Pasanggrahan entitled to Nagico insurance money, Court rules | THE DAILY HERALD

WILLEMSTAD/PHILIPSBURG–Pasanggrahan Hotel is entitled to US $5.5 million from insurer Nagico for the damage caused by Hurricane Irma in September 2017. A declaration of entitlement for this was recently issued by the Court of First Instance. The ruling was published this week.

  Nagico has insured the hotel for many years against hurricane damage, among other things. Pasanggrahan consists of four buildings: a monumental building including the reception; a building with retail space, laundry and storage space; a three-storey building  with  hotel rooms; and a five-storey building with hotel rooms. The contacts between Nagico and the hotel about the annual renewal of the insurance policies went through the insurance intermediary Oriental.

  The hotel had stated that it pays its premiums annually. It had requested that only the old main building, which includes the hotel’s kitchen, be insured for fire only. After Hurricane Irma it became clear that the hotel had fallen victim to Nagico’s sloppiness and the Babylonian confusion of language between Nagico and its agent Oriental. “A sloppiness that Nagico ‘uses’ to state that the three-story building, consisting of 18 hotel rooms, is only insured against fire,” the judge said.

  The old main building is the original monument from 1904 with the lobby, bar, kitchen and restaurant. Wrongly, the storage building and the three storey-building with hotel rooms are therefore no longer insured against hurricane damage.

  The hotel states that if the error was made by Oriental, it should be attributed to Nagico, because Oriental acted on behalf of Nagico. The insurer rejects the claims. The court points out that Nagico must still provide coverage, which prompted Nagico to invoke an arbitration clause.

  The judge stated that it follows from the documents, in particular the e-mail correspondence between the hotel, Oriental and Nagico, as well as the forms completed by the hotel, that few precise terms are used to designate the various buildings. 

  “It seems that everyone assumes to know the local situation very well so that there can actually be no misunderstanding. This is also in line with the small scale of St. Maarten and the familiarity of everyone with the hotel that partly has a monument status and is located in a prominent place on the Boardwalk. Only: Because of that sloppiness, problems arise when damage actually occurs.”

  Looking purely at the description in the policy, it is clear to anyone who knows the local situation that the description means that only a single building is insured against hurricane damage and the rest of the complex is not, the judge concluded.

  “This is actually not possible, because that means that the rest of the buildings are insured for a much lower amount than the three-storey building. That is not easy to understand, because why would you, as a hotel owner, only insure one building of the entire complex against hurricane damage?”

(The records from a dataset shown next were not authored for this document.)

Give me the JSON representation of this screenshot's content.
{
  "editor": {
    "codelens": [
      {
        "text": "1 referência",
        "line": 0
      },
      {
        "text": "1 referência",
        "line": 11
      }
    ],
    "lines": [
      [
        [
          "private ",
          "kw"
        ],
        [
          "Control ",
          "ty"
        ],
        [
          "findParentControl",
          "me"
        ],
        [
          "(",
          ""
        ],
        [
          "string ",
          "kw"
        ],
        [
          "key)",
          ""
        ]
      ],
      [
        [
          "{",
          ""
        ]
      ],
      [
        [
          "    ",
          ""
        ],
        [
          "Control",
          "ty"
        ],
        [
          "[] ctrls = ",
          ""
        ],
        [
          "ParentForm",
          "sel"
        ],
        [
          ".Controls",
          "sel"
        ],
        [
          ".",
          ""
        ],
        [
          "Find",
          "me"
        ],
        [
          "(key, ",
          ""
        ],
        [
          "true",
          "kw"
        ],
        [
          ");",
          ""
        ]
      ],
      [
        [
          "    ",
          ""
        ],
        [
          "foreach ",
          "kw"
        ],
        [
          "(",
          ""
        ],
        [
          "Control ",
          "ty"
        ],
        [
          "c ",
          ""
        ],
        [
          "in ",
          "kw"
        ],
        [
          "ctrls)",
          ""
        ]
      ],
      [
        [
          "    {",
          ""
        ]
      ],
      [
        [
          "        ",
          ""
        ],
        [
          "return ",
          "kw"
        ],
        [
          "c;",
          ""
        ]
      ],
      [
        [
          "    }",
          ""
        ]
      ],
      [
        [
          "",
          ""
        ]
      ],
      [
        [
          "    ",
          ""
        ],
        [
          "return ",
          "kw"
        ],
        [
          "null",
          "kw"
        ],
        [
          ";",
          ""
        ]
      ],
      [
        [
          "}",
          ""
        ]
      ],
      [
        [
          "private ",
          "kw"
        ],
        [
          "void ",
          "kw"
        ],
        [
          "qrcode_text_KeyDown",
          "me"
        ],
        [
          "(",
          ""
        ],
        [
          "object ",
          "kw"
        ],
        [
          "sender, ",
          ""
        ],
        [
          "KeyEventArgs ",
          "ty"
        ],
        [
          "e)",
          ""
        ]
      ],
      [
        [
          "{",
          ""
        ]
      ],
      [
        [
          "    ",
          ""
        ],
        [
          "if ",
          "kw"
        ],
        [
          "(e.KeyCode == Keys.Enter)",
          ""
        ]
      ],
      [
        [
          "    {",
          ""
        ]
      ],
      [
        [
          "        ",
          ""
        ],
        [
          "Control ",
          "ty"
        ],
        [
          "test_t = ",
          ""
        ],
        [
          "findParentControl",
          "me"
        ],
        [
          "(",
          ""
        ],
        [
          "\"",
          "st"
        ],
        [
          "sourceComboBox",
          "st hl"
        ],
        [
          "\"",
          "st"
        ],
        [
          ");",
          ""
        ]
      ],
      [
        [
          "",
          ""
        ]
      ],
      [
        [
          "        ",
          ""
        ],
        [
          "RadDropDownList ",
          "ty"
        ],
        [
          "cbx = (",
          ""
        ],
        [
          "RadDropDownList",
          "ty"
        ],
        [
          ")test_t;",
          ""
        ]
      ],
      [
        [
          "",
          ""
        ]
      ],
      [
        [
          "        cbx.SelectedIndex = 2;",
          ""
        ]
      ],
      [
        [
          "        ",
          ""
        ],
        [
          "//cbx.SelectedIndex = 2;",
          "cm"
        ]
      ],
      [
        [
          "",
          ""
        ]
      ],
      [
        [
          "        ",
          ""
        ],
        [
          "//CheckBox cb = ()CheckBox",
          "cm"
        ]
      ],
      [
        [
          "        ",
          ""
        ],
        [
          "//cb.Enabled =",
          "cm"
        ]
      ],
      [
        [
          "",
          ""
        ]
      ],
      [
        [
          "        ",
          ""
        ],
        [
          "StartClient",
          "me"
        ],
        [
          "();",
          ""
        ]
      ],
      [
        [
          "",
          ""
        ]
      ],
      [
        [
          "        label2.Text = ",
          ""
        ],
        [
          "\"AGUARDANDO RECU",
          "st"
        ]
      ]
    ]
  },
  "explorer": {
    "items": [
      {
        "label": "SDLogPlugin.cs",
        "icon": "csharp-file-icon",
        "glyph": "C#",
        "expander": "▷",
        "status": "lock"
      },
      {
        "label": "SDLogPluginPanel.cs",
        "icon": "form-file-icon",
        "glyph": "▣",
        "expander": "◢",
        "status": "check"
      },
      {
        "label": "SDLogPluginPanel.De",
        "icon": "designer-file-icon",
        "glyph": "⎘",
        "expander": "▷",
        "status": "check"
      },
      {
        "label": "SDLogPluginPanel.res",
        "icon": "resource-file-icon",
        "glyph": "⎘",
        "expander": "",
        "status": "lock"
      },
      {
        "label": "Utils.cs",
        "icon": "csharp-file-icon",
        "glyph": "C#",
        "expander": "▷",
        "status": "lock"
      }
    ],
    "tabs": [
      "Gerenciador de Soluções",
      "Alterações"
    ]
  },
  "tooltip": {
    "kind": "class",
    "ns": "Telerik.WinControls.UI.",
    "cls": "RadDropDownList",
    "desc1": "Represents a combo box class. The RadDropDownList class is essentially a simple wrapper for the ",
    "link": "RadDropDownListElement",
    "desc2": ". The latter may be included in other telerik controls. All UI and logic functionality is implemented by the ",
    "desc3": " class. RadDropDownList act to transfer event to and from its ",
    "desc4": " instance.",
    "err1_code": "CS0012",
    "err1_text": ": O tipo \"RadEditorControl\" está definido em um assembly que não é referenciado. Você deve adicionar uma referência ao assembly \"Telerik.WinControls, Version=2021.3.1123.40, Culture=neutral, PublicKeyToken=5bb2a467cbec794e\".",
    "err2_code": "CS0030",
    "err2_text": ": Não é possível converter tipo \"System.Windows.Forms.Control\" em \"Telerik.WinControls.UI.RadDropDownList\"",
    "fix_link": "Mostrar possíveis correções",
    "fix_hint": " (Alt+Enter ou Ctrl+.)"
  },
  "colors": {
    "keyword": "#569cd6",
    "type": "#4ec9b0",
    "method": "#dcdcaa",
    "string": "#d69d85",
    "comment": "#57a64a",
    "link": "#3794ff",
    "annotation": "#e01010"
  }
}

  In the opinion of the court, there was a misunderstanding in the communication in the chain Hotel-Oriental-Nagico in 2013, as a result of which, with the carelessness by Nagico, a completely different policy description was created on November 5, 2013, compared to the policies before that.

  In the contracts after 2013, this remained in the policies because no one thought about it anymore and because Nagico, as the hotel rightly argues, sometimes merely sent a renewal certificate so that no breakdown was visible of the sum for which the specific buildings were insured.

  In short, the court is of the opinion that three buildings are part of the coverage against hurricane damage. For the main building with offices and reception area, only coverage against fire applies, because hurricane damage is covered by the policy of the contractor. This means that the other three buildings together had hurricane coverage of $5.5 million dollars on September 6, 2017, when Hurricane Irma hit.

Source: The Daily Herald